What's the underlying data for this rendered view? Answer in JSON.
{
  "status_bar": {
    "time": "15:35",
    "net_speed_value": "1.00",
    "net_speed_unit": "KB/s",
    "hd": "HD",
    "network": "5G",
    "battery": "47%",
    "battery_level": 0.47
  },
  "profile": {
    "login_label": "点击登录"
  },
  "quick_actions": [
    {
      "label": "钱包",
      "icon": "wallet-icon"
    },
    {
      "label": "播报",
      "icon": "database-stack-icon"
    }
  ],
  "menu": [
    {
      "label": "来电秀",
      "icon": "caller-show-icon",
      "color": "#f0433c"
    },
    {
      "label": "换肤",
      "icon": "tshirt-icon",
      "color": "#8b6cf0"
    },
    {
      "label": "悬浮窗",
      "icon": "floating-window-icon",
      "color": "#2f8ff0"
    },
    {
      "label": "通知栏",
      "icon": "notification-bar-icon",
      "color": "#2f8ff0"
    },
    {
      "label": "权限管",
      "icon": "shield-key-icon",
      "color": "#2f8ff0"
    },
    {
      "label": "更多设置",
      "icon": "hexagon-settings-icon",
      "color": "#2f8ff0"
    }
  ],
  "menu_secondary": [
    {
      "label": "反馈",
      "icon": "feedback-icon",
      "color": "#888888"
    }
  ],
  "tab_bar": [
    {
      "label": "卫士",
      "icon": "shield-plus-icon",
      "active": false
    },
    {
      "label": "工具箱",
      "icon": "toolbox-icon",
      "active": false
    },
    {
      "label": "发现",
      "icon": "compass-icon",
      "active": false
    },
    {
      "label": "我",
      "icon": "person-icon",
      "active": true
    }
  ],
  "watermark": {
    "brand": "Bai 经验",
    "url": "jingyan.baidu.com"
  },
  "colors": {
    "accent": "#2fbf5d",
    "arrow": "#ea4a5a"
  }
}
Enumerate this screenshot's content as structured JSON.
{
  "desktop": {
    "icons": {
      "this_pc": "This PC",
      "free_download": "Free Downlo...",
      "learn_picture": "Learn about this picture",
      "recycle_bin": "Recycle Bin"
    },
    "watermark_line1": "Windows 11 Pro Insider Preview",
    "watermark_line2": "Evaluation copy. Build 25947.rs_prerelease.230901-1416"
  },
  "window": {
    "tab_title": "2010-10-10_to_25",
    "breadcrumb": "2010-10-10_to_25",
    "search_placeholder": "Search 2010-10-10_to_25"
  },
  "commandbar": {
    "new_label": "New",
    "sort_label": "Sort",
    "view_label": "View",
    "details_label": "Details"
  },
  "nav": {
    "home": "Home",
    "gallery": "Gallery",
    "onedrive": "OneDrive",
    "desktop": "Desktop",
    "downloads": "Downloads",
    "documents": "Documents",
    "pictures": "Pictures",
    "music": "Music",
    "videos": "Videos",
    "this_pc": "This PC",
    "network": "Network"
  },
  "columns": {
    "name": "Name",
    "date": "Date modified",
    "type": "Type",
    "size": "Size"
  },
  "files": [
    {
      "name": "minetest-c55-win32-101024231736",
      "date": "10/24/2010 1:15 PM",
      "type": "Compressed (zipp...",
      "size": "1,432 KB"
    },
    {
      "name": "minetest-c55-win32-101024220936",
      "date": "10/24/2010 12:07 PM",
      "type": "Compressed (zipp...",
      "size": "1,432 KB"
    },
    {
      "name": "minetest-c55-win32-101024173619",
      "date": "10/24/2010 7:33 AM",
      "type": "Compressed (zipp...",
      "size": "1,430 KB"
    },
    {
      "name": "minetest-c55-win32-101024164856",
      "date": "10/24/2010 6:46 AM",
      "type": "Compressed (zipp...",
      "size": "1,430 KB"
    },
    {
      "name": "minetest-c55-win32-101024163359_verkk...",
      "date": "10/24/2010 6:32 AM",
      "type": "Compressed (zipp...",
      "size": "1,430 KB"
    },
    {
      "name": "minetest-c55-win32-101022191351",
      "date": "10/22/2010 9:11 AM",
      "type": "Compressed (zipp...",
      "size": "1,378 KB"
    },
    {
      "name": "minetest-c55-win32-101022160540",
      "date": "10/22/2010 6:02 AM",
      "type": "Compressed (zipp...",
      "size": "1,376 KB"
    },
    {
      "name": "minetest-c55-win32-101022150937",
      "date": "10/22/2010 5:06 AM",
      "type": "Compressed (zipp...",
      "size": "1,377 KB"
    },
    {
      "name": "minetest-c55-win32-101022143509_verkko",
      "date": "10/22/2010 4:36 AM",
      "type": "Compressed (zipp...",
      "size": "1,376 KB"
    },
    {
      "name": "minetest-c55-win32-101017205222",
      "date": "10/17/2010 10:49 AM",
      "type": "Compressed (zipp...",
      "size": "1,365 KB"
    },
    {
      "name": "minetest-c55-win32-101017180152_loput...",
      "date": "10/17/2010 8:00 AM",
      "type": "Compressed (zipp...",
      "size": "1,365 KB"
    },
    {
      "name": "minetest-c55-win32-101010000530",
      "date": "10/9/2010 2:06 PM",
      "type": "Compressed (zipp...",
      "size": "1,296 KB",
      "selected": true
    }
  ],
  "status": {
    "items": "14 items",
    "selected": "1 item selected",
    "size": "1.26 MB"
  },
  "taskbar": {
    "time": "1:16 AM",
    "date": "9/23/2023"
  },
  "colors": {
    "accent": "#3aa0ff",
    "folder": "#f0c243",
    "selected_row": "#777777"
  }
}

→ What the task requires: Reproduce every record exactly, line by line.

→ Your solution:
What's the underlying data for this rendered view? Answer in JSON.
{
  "status_bar": {
    "time": "15:35",
    "net_speed_value": "1.00",
    "net_speed_unit": "KB/s",
    "hd": "HD",
    "network": "5G",
    "battery": "47%",
    "battery_level": 0.47
  },
  "profile": {
    "login_label": "点击登录"
  },
  "quick_actions": [
    {
      "label": "钱包",
      "icon": "wallet-icon"
    },
    {
      "label": "播报",
      "icon": "database-stack-icon"
    }
  ],
  "menu": [
    {
      "label": "来电秀",
      "icon": "caller-show-icon",
      "color": "#f0433c"
    },
    {
      "label": "换肤",
      "icon": "tshirt-icon",
      "color": "#8b6cf0"
    },
    {
      "label": "悬浮窗",
      "icon": "floating-window-icon",
      "color": "#2f8ff0"
    },
    {
      "label": "通知栏",
      "icon": "notification-bar-icon",
      "color": "#2f8ff0"
    },
    {
      "label": "权限管",
      "icon": "shield-key-icon",
      "color": "#2f8ff0"
    },
    {
      "label": "更多设置",
      "icon": "hexagon-settings-icon",
      "color": "#2f8ff0"
    }
  ],
  "menu_secondary": [
    {
      "label": "反馈",
      "icon": "feedback-icon",
      "color": "#888888"
    }
  ],
  "tab_bar": [
    {
      "label": "卫士",
      "icon": "shield-plus-icon",
      "active": false
    },
    {
      "label": "工具箱",
      "icon": "toolbox-icon",
      "active": false
    },
    {
      "label": "发现",
      "icon": "compass-icon",
      "active": false
    },
    {
      "label": "我",
      "icon": "person-icon",
      "active": true
    }
  ],
  "watermark": {
    "brand": "Bai 经验",
    "url": "jingyan.baidu.com"
  },
  "colors": {
    "accent": "#2fbf5d",
    "arrow": "#ea4a5a"
  }
}
Enumerate this screenshot's content as structured JSON.
{
  "desktop": {
    "icons": {
      "this_pc": "This PC",
      "free_download": "Free Downlo...",
      "learn_picture": "Learn about this picture",
      "recycle_bin": "Recycle Bin"
    },
    "watermark_line1": "Windows 11 Pro Insider Preview",
    "watermark_line2": "Evaluation copy. Build 25947.rs_prerelease.230901-1416"
  },
  "window": {
    "tab_title": "2010-10-10_to_25",
    "breadcrumb": "2010-10-10_to_25",
    "search_placeholder": "Search 2010-10-10_to_25"
  },
  "commandbar": {
    "new_label": "New",
    "sort_label": "Sort",
    "view_label": "View",
    "details_label": "Details"
  },
  "nav": {
    "home": "Home",
    "gallery": "Gallery",
    "onedrive": "OneDrive",
    "desktop": "Desktop",
    "downloads": "Downloads",
    "documents": "Documents",
    "pictures": "Pictures",
    "music": "Music",
    "videos": "Videos",
    "this_pc": "This PC",
    "network": "Network"
  },
  "columns": {
    "name": "Name",
    "date": "Date modified",
    "type": "Type",
    "size": "Size"
  },
  "files": [
    {
      "name": "minetest-c55-win32-101024231736",
      "date": "10/24/2010 1:15 PM",
      "type": "Compressed (zipp...",
      "size": "1,432 KB"
    },
    {
      "name": "minetest-c55-win32-101024220936",
      "date": "10/24/2010 12:07 PM",
      "type": "Compressed (zipp...",
      "size": "1,432 KB"
    },
    {
      "name": "minetest-c55-win32-101024173619",
      "date": "10/24/2010 7:33 AM",
      "type": "Compressed (zipp...",
      "size": "1,430 KB"
    },
    {
      "name": "minetest-c55-win32-101024164856",
      "date": "10/24/2010 6:46 AM",
      "type": "Compressed (zipp...",
      "size": "1,430 KB"
    },
    {
      "name": "minetest-c55-win32-101024163359_verkk...",
      "date": "10/24/2010 6:32 AM",
      "type": "Compressed (zipp...",
      "size": "1,430 KB"
    },
    {
      "name": "minetest-c55-win32-101022191351",
      "date": "10/22/2010 9:11 AM",
      "type": "Compressed (zipp...",
      "size": "1,378 KB"
    },
    {
      "name": "minetest-c55-win32-101022160540",
      "date": "10/22/2010 6:02 AM",
      "type": "Compressed (zipp...",
      "size": "1,376 KB"
    },
    {
      "name": "minetest-c55-win32-101022150937",
      "date": "10/22/2010 5:06 AM",
      "type": "Compressed (zipp...",
      "size": "1,377 KB"
    },
    {
      "name": "minetest-c55-win32-101022143509_verkko",
      "date": "10/22/2010 4:36 AM",
      "type": "Compressed (zipp...",
      "size": "1,376 KB"
    },
    {
      "name": "minetest-c55-win32-101017205222",
      "date": "10/17/2010 10:49 AM",
      "type": "Compressed (zipp...",
      "size": "1,365 KB"
    },
    {
      "name": "minetest-c55-win32-101017180152_loput...",
      "date": "10/17/2010 8:00 AM",
      "type": "Compressed (zipp...",
      "size": "1,365 KB"
    },
    {
      "name": "minetest-c55-win32-101010000530",
      "date": "10/9/2010 2:06 PM",
      "type": "Compressed (zipp...",
      "size": "1,296 KB",
      "selected": true
    }
  ],
  "status": {
    "items": "14 items",
    "selected": "1 item selected",
    "size": "1.26 MB"
  },
  "taskbar": {
    "time": "1:16 AM",
    "date": "9/23/2023"
  },
  "colors": {
    "accent": "#3aa0ff",
    "folder": "#f0c243",
    "selected_row": "#777777"
  }
}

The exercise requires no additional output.